US Secretary of State Mike Pompeo told Mexico's next leader that President Donald Trump wants to strengthen and improve ties with Mexico after "bumps in the road,.
President-elect Andres Manuel Lopez Obrador, in turn, handed Pompeo a letter addressed to Trump with his plans to reset the relationship, focusing on trade, immigration, development and security.
Pompeo said the visit was intended to signal the "deep importance" Trump gives to what has been an increasingly strained bilateral relationship. It follows the Mexican leftist's landslide victory this month.
Trump has irked Mexico with demands that it pay for a border wall and his comments that it does nothing to slow illegal immigration. He has also pushed to revamp the North American Free Trade Agreement (NAFTA) to favour the US.
Lopez Obrador will take office on December 1.
Senior officials including Jared Kushner, Trump's adviser and son-in-law, were in the delegation led by Pompeo, which earlier met outgoing Mexican President Enrique Pena Nieto and Foreign Minister Luis Videgaray.
Since Trump's election, Videgaray in particular has sought to avoid the collapse of the trillion-dollar NAFTA trade deal, cultivating close contact with the White House through Kushner and supporting closer diplomatic and security ties.
Previous attempts by officials to pour oil on the waters of an increasingly turbulent bilateral relationship have been undone by intemperate tweets from the US president himself.

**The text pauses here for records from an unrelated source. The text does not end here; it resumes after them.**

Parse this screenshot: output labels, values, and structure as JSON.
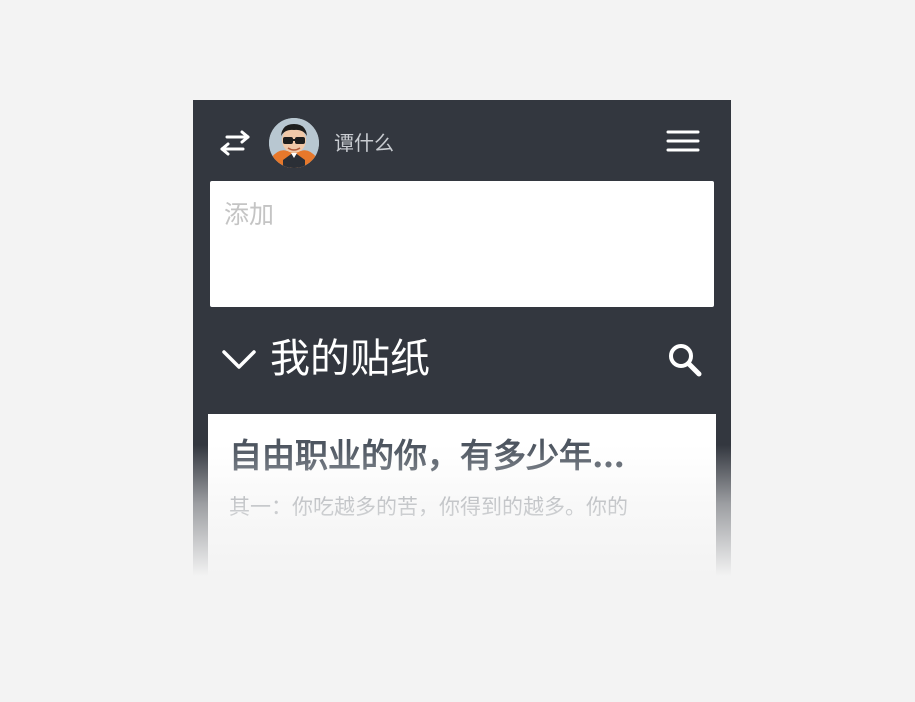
{
  "header": {
    "switch_icon": "swap-arrows-icon",
    "avatar_icon": "user-avatar",
    "username": "谭什么",
    "menu_icon": "hamburger-menu-icon"
  },
  "add_note": {
    "placeholder": "添加",
    "value": ""
  },
  "section": {
    "collapse_icon": "chevron-down-icon",
    "title": "我的贴纸",
    "search_icon": "search-icon"
  },
  "notes": [
    {
      "title": "自由职业的你，有多少年…",
      "excerpt": "其一：你吃越多的苦，你得到的越多。你的"
    }
  ],
  "colors": {
    "page_background": "#f3f3f3",
    "app_background": "#33373f",
    "card_background": "#ffffff",
    "title_text": "#4d5560",
    "excerpt_text": "#8f949a"
  }
}
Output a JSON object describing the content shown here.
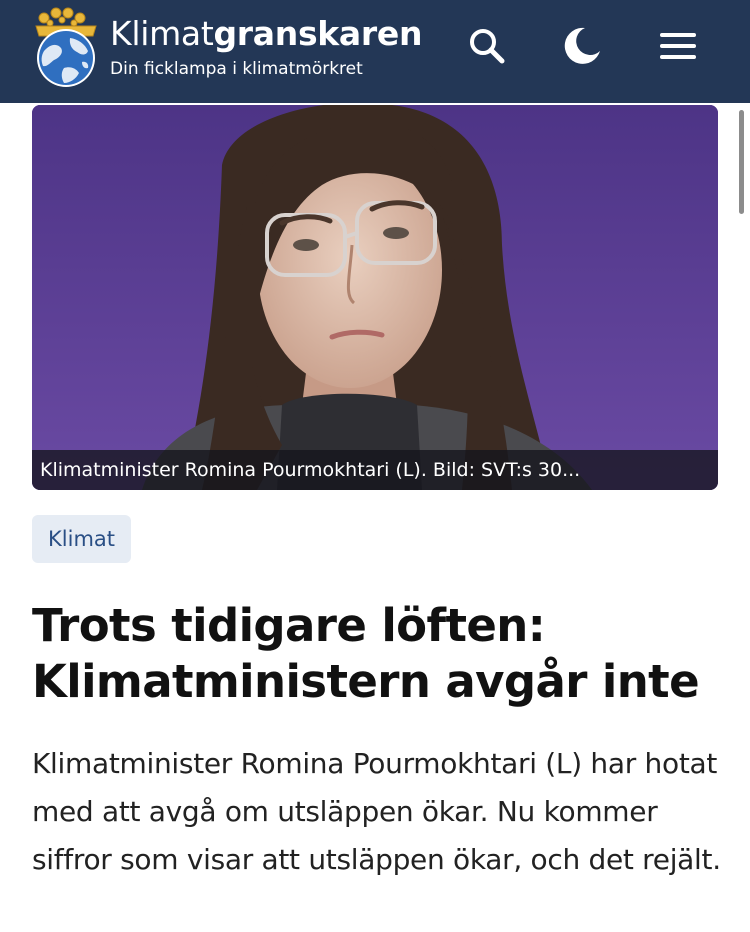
{
  "header": {
    "brand_light": "Klimat",
    "brand_bold": "granskaren",
    "tagline": "Din ficklampa i klimatmörkret",
    "icons": {
      "logo": "globe-crown-logo",
      "search": "search-icon",
      "theme": "moon-icon",
      "menu": "hamburger-menu-icon"
    },
    "colors": {
      "background": "#233756",
      "text": "#ffffff"
    }
  },
  "article": {
    "image_caption": "Klimatminister Romina Pourmokhtari (L). Bild: SVT:s 30...",
    "category": "Klimat",
    "headline": "Trots tidigare löften: Klimatministern avgår inte",
    "lead": "Klimatminister Romina Pourmokhtari (L) har hotat med att avgå om utsläppen ökar. Nu kommer siffror som visar att utsläppen ökar, och det rejält."
  },
  "colors": {
    "tag_background": "#e6ecf4",
    "tag_text": "#2a4f85",
    "headline": "#111111",
    "body_text": "#222222"
  }
}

Lopez Obrador has said that he wants good relations with the United States. Despite ideological differences with Trump, the two men share nationalist and populist leanings.
But the president-elect's plans to shake up Mexico's war on drug cartels, including by reducing security cooperation with the United States, could put him on a collision course with Trump.
Speaking to the media after the meeting with Lopez Obrador, Pompeo said he had "respectfully reinforced" the importance of border security.
Lopez Obrador's plan includes pressing the US to reduce the flow of migration northwards by helping to create better living standards in Mexico and Central America, his team has said.